# Excerpted data:

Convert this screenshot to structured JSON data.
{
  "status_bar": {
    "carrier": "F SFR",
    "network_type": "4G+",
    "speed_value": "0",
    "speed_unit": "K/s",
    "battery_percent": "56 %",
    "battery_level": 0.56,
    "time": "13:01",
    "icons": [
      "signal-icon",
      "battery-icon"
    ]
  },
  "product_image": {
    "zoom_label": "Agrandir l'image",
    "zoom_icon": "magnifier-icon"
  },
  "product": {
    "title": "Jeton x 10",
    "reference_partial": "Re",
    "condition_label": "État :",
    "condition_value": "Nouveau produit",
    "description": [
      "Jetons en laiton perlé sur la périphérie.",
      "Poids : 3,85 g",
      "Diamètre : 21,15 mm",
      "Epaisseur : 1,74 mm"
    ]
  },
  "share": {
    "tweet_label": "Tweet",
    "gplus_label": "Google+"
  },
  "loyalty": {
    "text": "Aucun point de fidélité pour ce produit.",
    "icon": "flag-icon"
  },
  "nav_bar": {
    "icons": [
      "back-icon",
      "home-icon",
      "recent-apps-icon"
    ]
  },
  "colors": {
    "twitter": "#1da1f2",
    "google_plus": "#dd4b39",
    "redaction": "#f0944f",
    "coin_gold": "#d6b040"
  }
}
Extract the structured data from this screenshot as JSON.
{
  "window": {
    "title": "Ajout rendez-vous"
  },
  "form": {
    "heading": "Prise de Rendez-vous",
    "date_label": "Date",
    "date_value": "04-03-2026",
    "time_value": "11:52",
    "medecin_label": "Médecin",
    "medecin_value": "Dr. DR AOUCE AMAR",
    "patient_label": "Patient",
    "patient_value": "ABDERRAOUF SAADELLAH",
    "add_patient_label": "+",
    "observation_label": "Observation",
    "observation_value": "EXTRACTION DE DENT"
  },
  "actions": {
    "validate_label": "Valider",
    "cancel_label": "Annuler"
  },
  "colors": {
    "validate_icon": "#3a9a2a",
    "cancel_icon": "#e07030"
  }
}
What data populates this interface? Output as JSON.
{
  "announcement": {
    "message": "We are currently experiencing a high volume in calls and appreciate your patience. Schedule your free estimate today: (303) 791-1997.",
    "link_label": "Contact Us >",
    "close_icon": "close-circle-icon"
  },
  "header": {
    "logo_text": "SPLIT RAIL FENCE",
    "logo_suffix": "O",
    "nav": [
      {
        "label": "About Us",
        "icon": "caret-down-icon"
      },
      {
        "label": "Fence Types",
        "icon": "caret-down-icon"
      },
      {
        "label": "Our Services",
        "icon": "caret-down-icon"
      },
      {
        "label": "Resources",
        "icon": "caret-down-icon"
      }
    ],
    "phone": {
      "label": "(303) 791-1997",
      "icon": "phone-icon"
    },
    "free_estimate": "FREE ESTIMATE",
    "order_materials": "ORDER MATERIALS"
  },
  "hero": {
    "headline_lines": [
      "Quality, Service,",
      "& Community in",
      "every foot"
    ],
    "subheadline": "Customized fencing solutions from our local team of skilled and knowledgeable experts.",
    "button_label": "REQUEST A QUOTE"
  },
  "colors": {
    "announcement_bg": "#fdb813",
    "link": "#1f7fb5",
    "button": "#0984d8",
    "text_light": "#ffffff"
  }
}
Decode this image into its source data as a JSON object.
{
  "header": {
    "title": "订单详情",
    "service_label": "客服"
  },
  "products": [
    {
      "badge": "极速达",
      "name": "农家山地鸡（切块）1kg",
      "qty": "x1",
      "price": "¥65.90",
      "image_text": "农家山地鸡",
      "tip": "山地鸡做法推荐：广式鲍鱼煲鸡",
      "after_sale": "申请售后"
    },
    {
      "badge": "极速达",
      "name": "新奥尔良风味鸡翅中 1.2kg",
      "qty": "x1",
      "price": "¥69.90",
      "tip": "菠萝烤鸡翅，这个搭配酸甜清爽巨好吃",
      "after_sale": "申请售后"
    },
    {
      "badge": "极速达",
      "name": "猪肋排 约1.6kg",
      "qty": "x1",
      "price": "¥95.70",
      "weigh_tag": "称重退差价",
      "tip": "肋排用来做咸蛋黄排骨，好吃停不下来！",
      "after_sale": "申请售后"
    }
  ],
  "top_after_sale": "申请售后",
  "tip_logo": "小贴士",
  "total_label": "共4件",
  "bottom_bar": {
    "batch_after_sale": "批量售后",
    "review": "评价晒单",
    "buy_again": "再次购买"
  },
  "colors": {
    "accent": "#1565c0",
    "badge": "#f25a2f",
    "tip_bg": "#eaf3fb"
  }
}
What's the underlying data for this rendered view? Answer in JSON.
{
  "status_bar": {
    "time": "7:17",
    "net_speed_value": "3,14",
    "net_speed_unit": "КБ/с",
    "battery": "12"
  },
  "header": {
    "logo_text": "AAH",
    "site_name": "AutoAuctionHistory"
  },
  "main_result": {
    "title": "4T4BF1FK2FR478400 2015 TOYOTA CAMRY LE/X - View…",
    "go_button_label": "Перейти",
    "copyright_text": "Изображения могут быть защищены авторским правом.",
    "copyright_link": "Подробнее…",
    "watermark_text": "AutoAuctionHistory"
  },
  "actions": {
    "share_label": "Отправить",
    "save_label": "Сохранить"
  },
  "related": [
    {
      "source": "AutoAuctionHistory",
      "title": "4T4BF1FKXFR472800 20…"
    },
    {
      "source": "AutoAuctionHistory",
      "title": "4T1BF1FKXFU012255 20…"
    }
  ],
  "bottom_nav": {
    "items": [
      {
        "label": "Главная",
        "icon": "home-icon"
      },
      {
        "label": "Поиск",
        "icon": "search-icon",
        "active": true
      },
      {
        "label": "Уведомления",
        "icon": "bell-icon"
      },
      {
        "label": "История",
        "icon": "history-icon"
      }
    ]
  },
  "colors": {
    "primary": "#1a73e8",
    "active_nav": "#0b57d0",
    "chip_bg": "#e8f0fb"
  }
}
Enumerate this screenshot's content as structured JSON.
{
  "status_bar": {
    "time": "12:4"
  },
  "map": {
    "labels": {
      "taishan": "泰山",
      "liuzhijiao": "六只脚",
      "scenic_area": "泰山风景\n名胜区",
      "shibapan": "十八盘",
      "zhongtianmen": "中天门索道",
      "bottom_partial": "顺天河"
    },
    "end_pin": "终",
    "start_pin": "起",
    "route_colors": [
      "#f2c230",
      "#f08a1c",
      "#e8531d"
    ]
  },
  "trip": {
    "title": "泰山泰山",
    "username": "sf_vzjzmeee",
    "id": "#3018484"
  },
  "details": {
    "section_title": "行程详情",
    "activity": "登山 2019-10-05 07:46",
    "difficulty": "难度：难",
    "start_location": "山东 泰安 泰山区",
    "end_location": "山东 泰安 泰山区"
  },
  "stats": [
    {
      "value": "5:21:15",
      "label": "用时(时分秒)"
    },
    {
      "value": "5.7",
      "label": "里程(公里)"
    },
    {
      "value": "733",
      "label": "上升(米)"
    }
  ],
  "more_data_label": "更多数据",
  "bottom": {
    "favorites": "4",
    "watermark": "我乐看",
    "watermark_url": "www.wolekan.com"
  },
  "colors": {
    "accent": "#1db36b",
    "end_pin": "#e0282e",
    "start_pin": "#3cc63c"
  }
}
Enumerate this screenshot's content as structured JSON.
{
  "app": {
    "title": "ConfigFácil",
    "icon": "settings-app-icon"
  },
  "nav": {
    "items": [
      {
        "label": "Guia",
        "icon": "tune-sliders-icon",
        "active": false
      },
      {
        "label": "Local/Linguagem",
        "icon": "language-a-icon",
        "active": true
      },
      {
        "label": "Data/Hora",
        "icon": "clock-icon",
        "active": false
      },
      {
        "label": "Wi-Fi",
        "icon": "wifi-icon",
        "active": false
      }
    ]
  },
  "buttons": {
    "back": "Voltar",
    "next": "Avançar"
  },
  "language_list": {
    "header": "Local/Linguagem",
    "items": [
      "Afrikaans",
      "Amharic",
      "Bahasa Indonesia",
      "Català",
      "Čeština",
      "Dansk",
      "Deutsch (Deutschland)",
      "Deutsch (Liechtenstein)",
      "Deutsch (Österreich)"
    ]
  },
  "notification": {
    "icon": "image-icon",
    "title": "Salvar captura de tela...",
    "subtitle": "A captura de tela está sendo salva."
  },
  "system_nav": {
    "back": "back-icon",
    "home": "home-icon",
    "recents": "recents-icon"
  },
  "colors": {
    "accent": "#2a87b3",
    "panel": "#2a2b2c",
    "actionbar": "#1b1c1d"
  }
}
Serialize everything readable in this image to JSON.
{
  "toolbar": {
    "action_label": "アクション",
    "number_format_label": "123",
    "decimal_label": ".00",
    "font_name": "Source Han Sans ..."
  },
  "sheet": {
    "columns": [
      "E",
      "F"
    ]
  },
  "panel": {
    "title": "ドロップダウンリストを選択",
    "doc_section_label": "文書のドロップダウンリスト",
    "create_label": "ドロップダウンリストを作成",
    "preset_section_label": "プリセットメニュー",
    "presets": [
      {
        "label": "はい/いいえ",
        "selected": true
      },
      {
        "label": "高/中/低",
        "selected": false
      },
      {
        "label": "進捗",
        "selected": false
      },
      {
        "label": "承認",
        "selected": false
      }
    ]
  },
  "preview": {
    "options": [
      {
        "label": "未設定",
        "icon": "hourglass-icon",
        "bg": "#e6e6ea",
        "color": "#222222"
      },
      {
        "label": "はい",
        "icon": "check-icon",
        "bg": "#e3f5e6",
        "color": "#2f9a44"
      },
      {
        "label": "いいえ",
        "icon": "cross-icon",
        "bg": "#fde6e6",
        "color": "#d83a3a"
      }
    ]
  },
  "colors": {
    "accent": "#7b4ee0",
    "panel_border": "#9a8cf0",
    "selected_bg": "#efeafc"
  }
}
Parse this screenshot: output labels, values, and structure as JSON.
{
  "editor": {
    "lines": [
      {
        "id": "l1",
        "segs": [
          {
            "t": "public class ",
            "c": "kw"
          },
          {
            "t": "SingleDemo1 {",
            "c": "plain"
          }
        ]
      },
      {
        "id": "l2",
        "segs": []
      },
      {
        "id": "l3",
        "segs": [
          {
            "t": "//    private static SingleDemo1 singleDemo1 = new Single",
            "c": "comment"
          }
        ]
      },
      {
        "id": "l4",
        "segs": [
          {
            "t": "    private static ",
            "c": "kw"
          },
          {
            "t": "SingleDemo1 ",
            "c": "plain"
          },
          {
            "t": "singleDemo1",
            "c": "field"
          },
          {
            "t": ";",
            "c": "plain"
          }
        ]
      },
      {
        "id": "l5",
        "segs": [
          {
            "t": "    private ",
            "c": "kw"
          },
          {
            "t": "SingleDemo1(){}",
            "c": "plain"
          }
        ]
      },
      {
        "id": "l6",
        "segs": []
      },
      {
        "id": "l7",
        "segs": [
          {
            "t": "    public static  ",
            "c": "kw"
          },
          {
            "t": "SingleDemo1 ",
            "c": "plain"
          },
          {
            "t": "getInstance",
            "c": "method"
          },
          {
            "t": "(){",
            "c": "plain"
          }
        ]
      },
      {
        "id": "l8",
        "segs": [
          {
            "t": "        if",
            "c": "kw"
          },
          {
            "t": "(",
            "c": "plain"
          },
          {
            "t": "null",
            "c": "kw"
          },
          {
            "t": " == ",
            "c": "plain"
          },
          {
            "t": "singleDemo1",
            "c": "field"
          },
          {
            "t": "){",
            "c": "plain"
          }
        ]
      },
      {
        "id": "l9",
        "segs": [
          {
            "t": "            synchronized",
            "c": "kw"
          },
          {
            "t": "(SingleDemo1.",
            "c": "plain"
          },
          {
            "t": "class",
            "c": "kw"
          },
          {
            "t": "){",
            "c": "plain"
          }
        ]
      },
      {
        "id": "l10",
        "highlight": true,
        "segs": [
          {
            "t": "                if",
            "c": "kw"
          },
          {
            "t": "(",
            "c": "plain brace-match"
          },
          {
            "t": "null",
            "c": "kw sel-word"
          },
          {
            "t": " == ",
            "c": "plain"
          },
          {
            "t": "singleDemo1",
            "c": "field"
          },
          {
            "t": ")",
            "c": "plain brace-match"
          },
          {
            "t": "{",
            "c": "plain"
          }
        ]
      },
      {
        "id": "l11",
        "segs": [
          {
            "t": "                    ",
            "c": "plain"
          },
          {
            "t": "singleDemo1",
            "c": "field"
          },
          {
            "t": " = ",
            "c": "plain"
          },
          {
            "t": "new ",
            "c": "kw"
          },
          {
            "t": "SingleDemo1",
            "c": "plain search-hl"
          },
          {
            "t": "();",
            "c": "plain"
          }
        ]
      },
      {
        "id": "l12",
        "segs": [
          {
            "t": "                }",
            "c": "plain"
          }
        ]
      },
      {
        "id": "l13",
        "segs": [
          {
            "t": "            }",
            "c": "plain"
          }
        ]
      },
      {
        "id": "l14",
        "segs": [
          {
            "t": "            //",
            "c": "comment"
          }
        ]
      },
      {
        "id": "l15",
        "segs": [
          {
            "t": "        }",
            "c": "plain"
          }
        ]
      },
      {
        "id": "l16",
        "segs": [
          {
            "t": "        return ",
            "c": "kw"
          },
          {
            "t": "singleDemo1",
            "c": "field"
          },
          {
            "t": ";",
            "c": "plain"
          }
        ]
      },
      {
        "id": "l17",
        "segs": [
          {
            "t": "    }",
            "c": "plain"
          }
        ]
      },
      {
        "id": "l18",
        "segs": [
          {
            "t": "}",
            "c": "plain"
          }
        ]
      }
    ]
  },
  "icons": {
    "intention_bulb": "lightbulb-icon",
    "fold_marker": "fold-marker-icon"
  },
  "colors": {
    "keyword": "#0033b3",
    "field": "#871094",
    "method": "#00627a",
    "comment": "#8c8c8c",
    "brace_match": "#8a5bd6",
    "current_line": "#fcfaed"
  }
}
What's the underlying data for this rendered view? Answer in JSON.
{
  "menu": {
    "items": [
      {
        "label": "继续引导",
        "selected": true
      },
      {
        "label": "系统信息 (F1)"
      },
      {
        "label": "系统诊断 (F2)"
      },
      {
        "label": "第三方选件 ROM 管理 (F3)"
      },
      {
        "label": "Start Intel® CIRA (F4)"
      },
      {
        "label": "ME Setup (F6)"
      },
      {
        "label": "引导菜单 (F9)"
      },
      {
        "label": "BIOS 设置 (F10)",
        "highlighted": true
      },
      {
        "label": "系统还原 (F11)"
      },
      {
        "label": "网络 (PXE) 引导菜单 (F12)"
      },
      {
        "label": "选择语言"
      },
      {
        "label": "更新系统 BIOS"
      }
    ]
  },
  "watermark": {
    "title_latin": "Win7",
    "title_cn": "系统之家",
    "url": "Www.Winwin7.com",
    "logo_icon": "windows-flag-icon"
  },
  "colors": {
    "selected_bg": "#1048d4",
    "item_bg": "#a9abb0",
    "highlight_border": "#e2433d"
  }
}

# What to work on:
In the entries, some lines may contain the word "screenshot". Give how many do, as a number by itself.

# Solution for this exercise:
5